AbstractBackground: Pediatric and young adult nonmelanoma skin cancer (NMSC) is rare and traditionally associated with predisposing heritable or congenital conditions. Clinical characteristics, outcomes, and iatrogenic risk factors have not been well described.
Purpose: We sought to characterize clinical features, potential risk factors, and gaps in care associated with NMSC in children and young adults.
Methods: This was a retrospective chart review of children and young adults with squamous and basal cell carcinoma.
Results: We identified 28 patients with a total of 182 NMSC tumors. Of patients, 50% had predisposing conditions, and 46% had exposure to iatrogenic risk factors of prolonged immunosuppression, radiation therapy, chemotherapy, voriconazole use, or a combination of these. Of patients with iatrogenic risk factors, 62% developed subsequent cancerous or precancerous skin lesions. No patient was found to have chemotherapy or voriconazole exposure as a sole risk factor. Mean time to diagnosis of NMSC was 948 days with initial misdiagnosis in 36% of patients. The majority of patients underwent surgical excision.
Limitations: This was a retrospective single institution study with a small number of cases.
Conclusions: Physicians should be aware of risk factors associated with NMSC in children and young adults to provide appropriate counseling and early diagnosis and treatment.

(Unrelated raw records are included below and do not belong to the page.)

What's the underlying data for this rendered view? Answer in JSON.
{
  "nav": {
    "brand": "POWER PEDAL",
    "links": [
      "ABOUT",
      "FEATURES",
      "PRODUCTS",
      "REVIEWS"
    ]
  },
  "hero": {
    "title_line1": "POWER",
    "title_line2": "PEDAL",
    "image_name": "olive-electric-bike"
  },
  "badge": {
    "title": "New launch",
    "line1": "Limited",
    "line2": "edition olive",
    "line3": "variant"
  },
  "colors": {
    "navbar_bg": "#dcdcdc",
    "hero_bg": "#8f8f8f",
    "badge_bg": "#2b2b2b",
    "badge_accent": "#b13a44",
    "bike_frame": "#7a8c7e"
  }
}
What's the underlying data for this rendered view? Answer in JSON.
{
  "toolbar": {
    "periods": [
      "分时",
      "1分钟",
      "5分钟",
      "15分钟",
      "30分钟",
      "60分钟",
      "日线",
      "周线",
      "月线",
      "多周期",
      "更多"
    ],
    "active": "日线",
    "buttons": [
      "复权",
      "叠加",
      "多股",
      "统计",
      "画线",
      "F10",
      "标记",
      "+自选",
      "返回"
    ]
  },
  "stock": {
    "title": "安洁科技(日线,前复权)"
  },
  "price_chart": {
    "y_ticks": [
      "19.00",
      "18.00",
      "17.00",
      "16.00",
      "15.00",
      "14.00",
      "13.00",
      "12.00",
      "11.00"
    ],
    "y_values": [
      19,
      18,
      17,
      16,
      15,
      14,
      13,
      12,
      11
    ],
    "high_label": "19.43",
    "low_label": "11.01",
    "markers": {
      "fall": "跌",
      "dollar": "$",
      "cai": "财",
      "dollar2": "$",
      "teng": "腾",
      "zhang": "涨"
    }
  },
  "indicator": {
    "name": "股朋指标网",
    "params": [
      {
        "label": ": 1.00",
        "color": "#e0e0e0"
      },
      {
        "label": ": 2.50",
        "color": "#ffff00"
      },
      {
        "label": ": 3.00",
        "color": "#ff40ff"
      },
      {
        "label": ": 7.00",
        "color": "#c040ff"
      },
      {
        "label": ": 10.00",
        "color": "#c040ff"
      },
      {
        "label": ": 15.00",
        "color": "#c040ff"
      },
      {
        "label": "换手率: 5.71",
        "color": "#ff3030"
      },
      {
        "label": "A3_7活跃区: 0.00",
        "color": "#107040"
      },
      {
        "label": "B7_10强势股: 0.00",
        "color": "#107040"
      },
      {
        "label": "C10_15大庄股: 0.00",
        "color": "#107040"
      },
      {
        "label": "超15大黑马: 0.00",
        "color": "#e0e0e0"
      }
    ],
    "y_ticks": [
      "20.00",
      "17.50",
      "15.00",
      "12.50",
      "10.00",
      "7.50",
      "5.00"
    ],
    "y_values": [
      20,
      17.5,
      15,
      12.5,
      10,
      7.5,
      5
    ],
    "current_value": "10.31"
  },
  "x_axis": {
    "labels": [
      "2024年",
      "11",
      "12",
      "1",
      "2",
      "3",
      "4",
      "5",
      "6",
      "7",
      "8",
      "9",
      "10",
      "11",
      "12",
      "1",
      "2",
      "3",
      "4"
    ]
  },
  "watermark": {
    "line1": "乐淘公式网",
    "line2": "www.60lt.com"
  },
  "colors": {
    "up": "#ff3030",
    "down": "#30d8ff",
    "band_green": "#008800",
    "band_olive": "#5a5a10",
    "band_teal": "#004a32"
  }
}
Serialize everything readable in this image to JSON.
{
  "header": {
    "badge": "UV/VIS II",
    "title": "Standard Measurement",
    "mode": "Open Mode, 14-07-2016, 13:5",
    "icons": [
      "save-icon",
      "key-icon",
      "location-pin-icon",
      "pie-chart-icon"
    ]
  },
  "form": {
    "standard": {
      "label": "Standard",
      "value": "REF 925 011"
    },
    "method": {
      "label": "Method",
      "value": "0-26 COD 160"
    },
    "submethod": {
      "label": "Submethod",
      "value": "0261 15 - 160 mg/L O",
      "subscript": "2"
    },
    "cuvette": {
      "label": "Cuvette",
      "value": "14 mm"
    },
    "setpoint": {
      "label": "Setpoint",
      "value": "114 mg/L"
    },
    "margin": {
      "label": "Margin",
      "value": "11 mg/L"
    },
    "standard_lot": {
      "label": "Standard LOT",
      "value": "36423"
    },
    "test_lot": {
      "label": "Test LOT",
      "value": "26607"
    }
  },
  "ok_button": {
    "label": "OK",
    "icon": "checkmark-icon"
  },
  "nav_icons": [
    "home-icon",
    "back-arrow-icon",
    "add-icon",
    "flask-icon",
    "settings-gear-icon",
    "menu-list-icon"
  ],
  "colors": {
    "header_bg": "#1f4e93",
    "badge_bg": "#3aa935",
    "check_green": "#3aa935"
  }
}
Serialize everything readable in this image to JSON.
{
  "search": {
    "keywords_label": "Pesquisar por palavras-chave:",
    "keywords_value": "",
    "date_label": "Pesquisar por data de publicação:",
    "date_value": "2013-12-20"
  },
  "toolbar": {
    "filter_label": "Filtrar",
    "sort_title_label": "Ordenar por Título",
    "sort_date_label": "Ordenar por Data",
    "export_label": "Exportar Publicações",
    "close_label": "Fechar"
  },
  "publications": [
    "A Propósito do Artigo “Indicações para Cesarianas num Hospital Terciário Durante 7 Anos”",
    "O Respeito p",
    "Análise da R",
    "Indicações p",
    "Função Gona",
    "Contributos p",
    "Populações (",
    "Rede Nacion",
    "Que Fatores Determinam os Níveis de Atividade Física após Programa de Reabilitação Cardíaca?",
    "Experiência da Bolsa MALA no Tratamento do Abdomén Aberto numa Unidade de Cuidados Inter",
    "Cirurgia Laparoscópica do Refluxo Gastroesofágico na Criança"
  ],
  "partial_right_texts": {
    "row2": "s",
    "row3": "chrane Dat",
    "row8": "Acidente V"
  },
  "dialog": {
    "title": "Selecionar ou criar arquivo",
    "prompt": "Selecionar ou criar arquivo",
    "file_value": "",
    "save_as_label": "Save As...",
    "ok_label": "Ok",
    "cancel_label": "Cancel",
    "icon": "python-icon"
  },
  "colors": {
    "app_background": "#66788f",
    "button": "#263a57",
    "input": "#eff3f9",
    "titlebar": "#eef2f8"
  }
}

Citable link to this pagehttp://nrs.harvard.edu/urn-3:HUL.InstRepos:40621375